## Task brief
Each line of the data below that carries the word "this" needs to be copied.
------
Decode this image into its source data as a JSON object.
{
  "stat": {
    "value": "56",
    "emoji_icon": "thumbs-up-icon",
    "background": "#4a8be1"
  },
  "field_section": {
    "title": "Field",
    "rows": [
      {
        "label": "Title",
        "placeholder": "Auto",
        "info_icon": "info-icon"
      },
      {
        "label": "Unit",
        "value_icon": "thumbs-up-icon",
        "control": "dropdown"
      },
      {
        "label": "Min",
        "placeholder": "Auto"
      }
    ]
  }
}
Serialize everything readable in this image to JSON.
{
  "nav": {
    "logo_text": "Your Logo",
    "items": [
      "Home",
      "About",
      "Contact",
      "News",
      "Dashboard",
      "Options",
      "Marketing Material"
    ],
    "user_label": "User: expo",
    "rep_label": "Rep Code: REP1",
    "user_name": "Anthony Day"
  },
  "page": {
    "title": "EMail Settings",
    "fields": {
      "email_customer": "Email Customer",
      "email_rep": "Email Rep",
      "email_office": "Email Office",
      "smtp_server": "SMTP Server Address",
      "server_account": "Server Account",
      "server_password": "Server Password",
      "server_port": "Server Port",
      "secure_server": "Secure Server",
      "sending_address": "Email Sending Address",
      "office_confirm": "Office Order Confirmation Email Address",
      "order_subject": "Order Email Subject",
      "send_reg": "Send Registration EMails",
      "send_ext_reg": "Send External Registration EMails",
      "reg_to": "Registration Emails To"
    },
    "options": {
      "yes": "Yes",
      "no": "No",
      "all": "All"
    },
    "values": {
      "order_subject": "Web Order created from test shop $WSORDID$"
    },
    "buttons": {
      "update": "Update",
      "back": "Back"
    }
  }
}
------
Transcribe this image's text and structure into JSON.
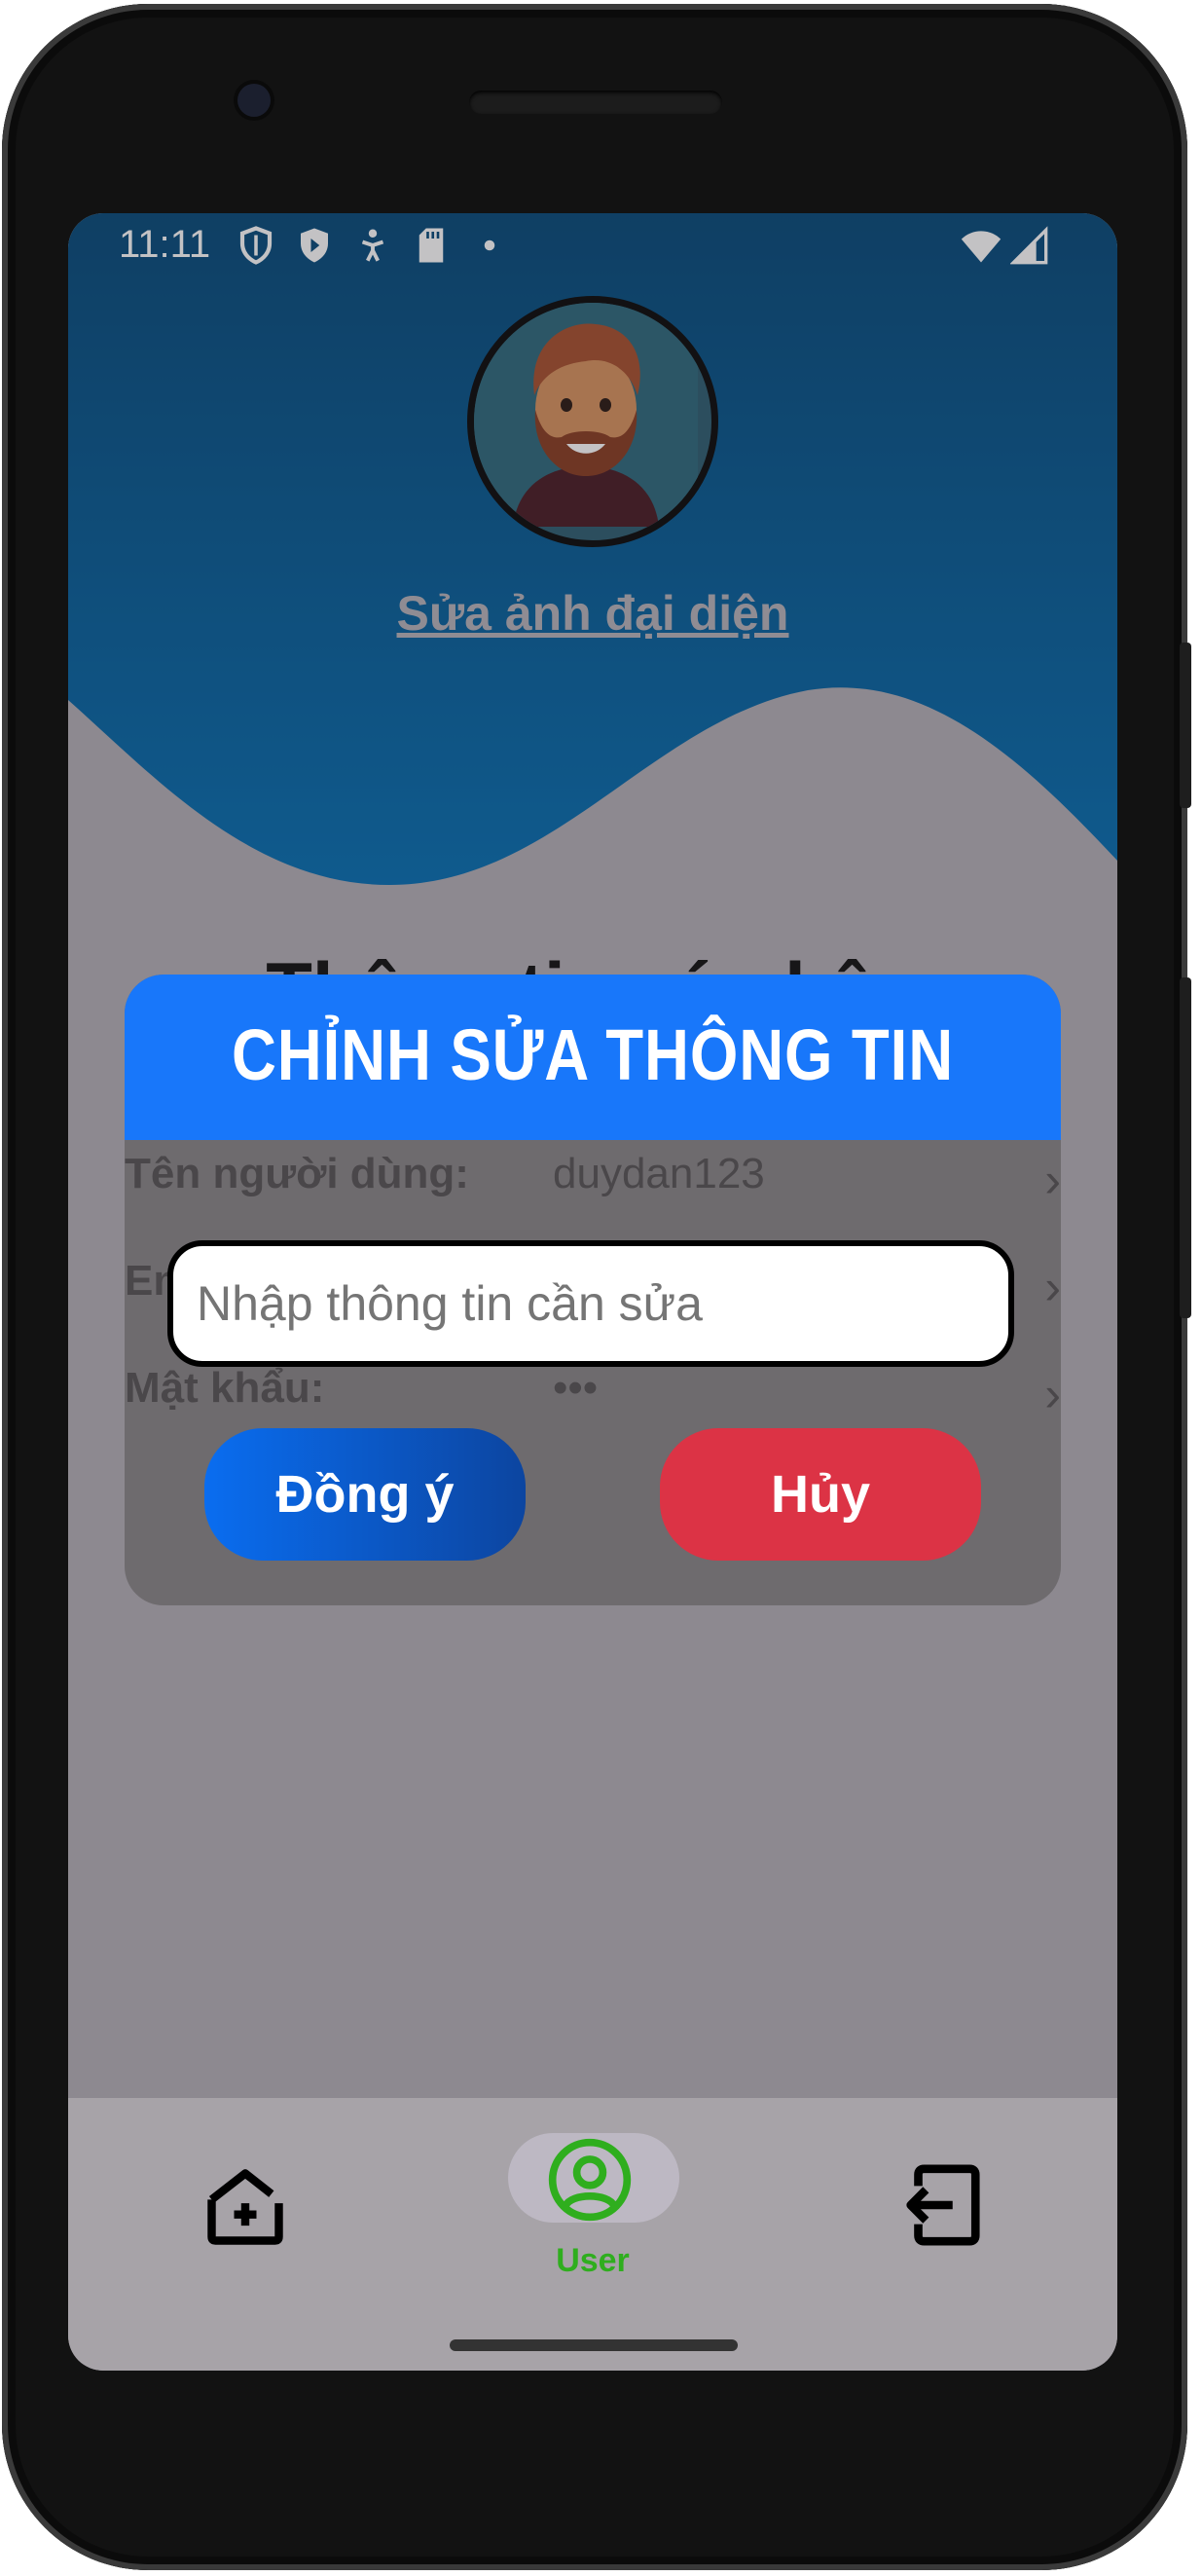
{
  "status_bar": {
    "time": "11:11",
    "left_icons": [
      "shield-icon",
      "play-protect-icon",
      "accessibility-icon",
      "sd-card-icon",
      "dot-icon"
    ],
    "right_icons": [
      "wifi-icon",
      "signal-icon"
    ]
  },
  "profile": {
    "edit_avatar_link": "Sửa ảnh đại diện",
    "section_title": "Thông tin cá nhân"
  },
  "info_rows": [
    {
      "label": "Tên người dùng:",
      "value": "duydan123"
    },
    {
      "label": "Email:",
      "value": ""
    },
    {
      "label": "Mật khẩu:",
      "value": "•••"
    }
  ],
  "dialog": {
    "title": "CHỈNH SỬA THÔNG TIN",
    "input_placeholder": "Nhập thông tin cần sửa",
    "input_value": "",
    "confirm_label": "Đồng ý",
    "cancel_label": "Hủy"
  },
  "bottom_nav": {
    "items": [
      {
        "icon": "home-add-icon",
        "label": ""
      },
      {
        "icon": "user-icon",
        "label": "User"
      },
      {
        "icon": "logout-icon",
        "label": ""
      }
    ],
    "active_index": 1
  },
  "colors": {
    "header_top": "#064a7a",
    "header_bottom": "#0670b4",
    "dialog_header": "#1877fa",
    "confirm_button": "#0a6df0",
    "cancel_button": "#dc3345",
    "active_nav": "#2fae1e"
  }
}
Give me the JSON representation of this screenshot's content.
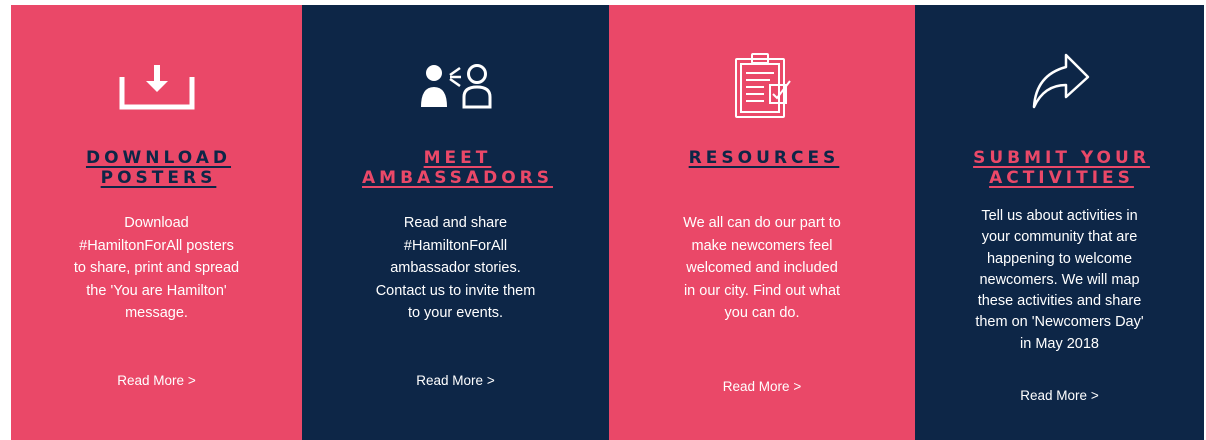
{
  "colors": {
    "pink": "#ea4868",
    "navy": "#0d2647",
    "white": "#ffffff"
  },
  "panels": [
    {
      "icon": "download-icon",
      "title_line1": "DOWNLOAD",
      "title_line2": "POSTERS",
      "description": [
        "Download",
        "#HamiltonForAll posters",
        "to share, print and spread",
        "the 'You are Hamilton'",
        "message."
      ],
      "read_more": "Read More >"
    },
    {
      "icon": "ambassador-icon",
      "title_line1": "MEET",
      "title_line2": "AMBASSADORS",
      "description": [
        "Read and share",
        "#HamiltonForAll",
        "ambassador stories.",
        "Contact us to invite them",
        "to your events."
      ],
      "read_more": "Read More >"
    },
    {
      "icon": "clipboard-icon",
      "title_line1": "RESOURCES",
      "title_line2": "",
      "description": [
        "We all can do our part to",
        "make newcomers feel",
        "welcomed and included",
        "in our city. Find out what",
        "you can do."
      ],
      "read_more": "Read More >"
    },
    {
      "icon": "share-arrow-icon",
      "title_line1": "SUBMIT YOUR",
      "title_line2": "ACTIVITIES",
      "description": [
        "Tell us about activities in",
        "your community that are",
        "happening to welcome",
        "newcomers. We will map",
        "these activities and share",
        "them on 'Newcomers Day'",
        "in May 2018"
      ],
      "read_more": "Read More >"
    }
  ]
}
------
## Output below
Decode this image into its source data as a JSON object.
Serialize everything readable in this image to JSON.
Transcribe this image's text and structure into JSON.
Give me the JSON representation of this screenshot's content.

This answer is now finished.